AUBURN — The biggest personnel gain for the Tigers this offseason came at wide receiver with the addition of D’haquille Williams, the top junior college prospect in the country last season.
Williams, at 6-2 and 216 pounds, is the key to Auburn achieving a more balanced offensive attack.
He had five catches for 88 yards and a touchdown on A-Day, showing glimmers of what may be in store this fall. If Williams can deliver on his promise and compliment Sammie Coates, Auburn will have two great outside targets for Nick Marshall to aim for, plus Ricardo Louis and Marcus Davis to keep defenses busy over the middle of the field.
Coates was one of the best deep threats in the country last season and emerged as a leader among the group.
Louis has already etched his legacy with the Prayer on Jordan-Hare and can add new feats to his resume after a productive sophomore season.
Quan Bray offers versatility among the receiving corps, which lost only Trovon Reed, who moved to defense.
C.J. Uzomah gives the Tigers a receiving threat at tight end and will need to work on his blocking to stay on the field over Brandon Fulse, who projects as the lead H-back, in running situations.
Split end: Sammie Coates (6-foot-2, 201 pounds, junior), Quan Bray (5-10, 187 pounds, senior).
Flanker: D’haquille Williams (6-2, 216 pounds, junior), Ricardo Louis (6-2, 212 pounds, junior).
Slot: Marcus Davis (5-9, 174 pounds, sophomore), Quan Bray (5-10, 187 pounds, senior) or Ricardo Louis (6-2, 212 pounds, junior).
H-back: Brandon Fulse (6-4, 272 pounds, senior), C.J. Uzomah (6-4, 264 pounds, senior) or Gage Batten (6-foot, 232 pounds, sophomore).
Tight end: C.J. Uzomah (6-4, 264 pounds, senior), Brandon Fulse (6-4, 272 pounds, senior).
Coates had 42 catches for 902 yards with seven touchdowns in 2013, accounting for more than a third of Auburn’s receiving yards (2,422) and touchdowns (20). It was a huge jump from his redshirt freshman campaign, which was noted more for his tirade than his production.

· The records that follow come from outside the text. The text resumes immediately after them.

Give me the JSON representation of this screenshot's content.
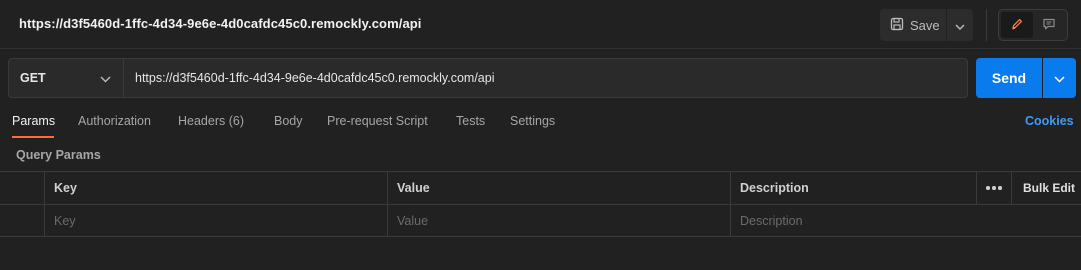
{
  "request": {
    "title": "https://d3f5460d-1ffc-4d34-9e6e-4d0cafdc45c0.remockly.com/api",
    "method": "GET",
    "url": "https://d3f5460d-1ffc-4d34-9e6e-4d0cafdc45c0.remockly.com/api"
  },
  "toolbar": {
    "save_label": "Save",
    "send_label": "Send"
  },
  "tabs": [
    {
      "label": "Params",
      "active": true
    },
    {
      "label": "Authorization"
    },
    {
      "label": "Headers (6)"
    },
    {
      "label": "Body"
    },
    {
      "label": "Pre-request Script"
    },
    {
      "label": "Tests"
    },
    {
      "label": "Settings"
    }
  ],
  "cookies_label": "Cookies",
  "query_params": {
    "section_label": "Query Params",
    "columns": [
      "Key",
      "Value",
      "Description"
    ],
    "bulk_edit_label": "Bulk Edit",
    "placeholders": {
      "key": "Key",
      "value": "Value",
      "description": "Description"
    }
  },
  "colors": {
    "accent": "#097bed",
    "active_tab_underline": "#ff6c37",
    "link": "#3d9bf6",
    "background": "#212121"
  },
  "icons": [
    "save-icon",
    "chevron-down-icon",
    "pencil-icon",
    "comment-icon",
    "more-horizontal-icon"
  ]
}
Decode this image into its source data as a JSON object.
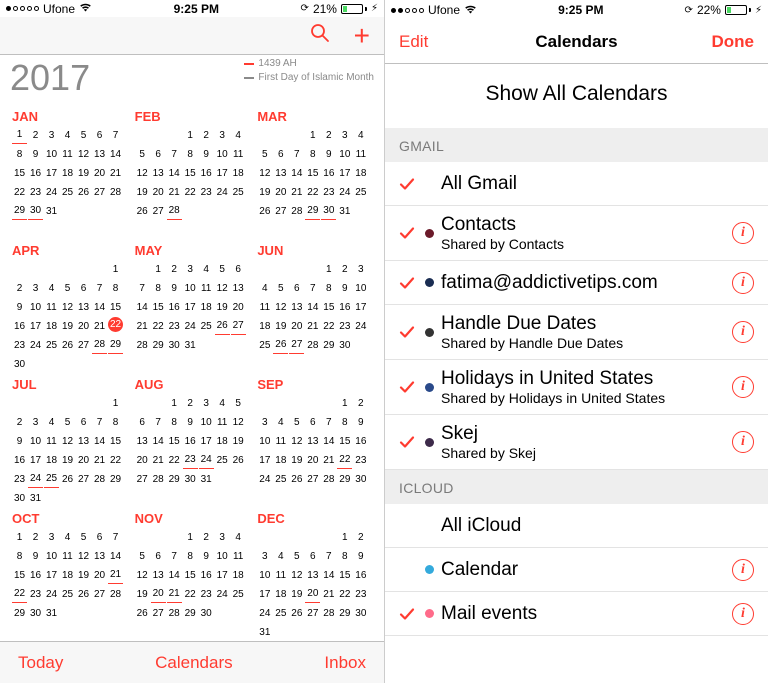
{
  "left": {
    "status": {
      "carrier": "Ufone",
      "time": "9:25 PM",
      "battery": "21%"
    },
    "year": "2017",
    "legend": {
      "a": "1439 AH",
      "b": "First Day of Islamic Month"
    },
    "month_names": [
      "JAN",
      "FEB",
      "MAR",
      "APR",
      "MAY",
      "JUN",
      "JUL",
      "AUG",
      "SEP",
      "OCT",
      "NOV",
      "DEC"
    ],
    "months": [
      {
        "start": 0,
        "days": 31,
        "underline": [
          1,
          29,
          30
        ],
        "today": null
      },
      {
        "start": 3,
        "days": 28,
        "underline": [
          28
        ],
        "today": null
      },
      {
        "start": 3,
        "days": 31,
        "underline": [
          29,
          30
        ],
        "today": null
      },
      {
        "start": 6,
        "days": 30,
        "underline": [
          28,
          29
        ],
        "today": 22
      },
      {
        "start": 1,
        "days": 31,
        "underline": [
          26,
          27
        ],
        "today": null
      },
      {
        "start": 4,
        "days": 30,
        "underline": [
          26,
          27
        ],
        "today": null
      },
      {
        "start": 6,
        "days": 31,
        "underline": [
          24,
          25
        ],
        "today": null
      },
      {
        "start": 2,
        "days": 31,
        "underline": [
          23,
          24
        ],
        "today": null
      },
      {
        "start": 5,
        "days": 30,
        "underline": [
          22
        ],
        "today": null
      },
      {
        "start": 0,
        "days": 31,
        "underline": [
          21,
          22
        ],
        "today": null
      },
      {
        "start": 3,
        "days": 30,
        "underline": [
          20,
          21
        ],
        "today": null
      },
      {
        "start": 5,
        "days": 31,
        "underline": [
          20
        ],
        "today": null
      }
    ],
    "toolbar": {
      "today": "Today",
      "calendars": "Calendars",
      "inbox": "Inbox"
    }
  },
  "right": {
    "status": {
      "carrier": "Ufone",
      "time": "9:25 PM",
      "battery": "22%"
    },
    "header": {
      "edit": "Edit",
      "title": "Calendars",
      "done": "Done"
    },
    "showall": "Show All Calendars",
    "sections": [
      {
        "title": "GMAIL",
        "items": [
          {
            "checked": true,
            "color": null,
            "title": "All Gmail",
            "sub": null,
            "info": false
          },
          {
            "checked": true,
            "color": "#6b1a2a",
            "title": "Contacts",
            "sub": "Shared by Contacts",
            "info": true
          },
          {
            "checked": true,
            "color": "#1a2d52",
            "title": "fatima@addictivetips.com",
            "sub": null,
            "info": true
          },
          {
            "checked": true,
            "color": "#333333",
            "title": "Handle Due Dates",
            "sub": "Shared by Handle Due Dates",
            "info": true
          },
          {
            "checked": true,
            "color": "#2a4a8a",
            "title": "Holidays in United States",
            "sub": "Shared by Holidays in United States",
            "info": true
          },
          {
            "checked": true,
            "color": "#3d2a4a",
            "title": "Skej",
            "sub": "Shared by Skej",
            "info": true
          }
        ]
      },
      {
        "title": "ICLOUD",
        "items": [
          {
            "checked": false,
            "color": null,
            "title": "All iCloud",
            "sub": null,
            "info": false
          },
          {
            "checked": false,
            "color": "#34aadc",
            "title": "Calendar",
            "sub": null,
            "info": true
          },
          {
            "checked": true,
            "color": "#ff6b8a",
            "title": "Mail events",
            "sub": null,
            "info": true
          }
        ]
      }
    ]
  }
}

Just as Marshall’s arrival last year helped radically alter the offense’s abilities, so too can Williams. He’s another tall target for Marshall to aim for and for opposing defenses to worry about.
Davis was a late addition to Auburn’s 2013 recruiting class and proved to be one of the bigger early contributors. He ended up with third-most receptions (23) and yards (217) on the team and a consistent option during the first half of the season.
Uzomah had 11 catches for 154 yards and three touchdowns as well as his share of missed opportunities, as did plenty of other receivers, but his game-winning grab against Mississippi State did far more positive than any drop cost the Tigers later on.
Fulse is a very good blocking tight end and has some experience at H-back last season and last spring. He had just one catch for five yards last season.
Even Jay Prosch, who didn’t have any carries, had five receptions for 95 yards and a touchdown last season.
Louis is capable of playing just about anywhere on the field.
He opened A-Day at flanker and then moved to a slot role on the next play, and had a pair of carries. It was similar to his 28 catches for 325 yards and two touchdowns last season.
Bray and Louis are both adaptable players who can fill outside roles as well as the slot. Their speed allows for more playmaking ability and yards after the catch on quick routes and screens.
Gage Batten was a serviceable backup to Prosch and should be expected to see some reps throughout the season.
Jaylon Denson (6-3, 218 pounds, junior) was at split end before tearing his patellar against LSU. He’s expected to return for preseason camp and was Auburn’s best blocking receiver before his injury.
Tony Stevens (6-4, 198 pounds, sophomore) was unable to live up to all the expectations last season because of a hamstring injury. A healthy second season could see his production go up considerably.
Stanton Truitt was one of the five early enrollees and his versatility lends itself to the slot role. Dominic Walker (6-1, 217 pounds, redshirt freshman) is coming off a redshirt season and is a relative unknown at this point.
Chris Laye (6-4, 236 pounds, freshman) was one of the five early enrollees, and he spent most of his time at tight end in spring practice.
Myron Burton Jr. (6-3, 200 pounds) is the only new wideout this summer and where he’ll end up is not known yet, though the depth at flanker could lead to him being at split end.
Jakell Mitchell (6-4, 215 pounds) is more of an H-back than tight end.
“(Williams) brings a different edge to the room. He brings a mental toughness to the room. He brings the edge out there, when he hits that practice field it’s all about work. He loves to compete. If the ball is in the air, it belongs to him. I think he calls everybody in that room to bring their game to another level and he’s been a pleasant addition to the room.”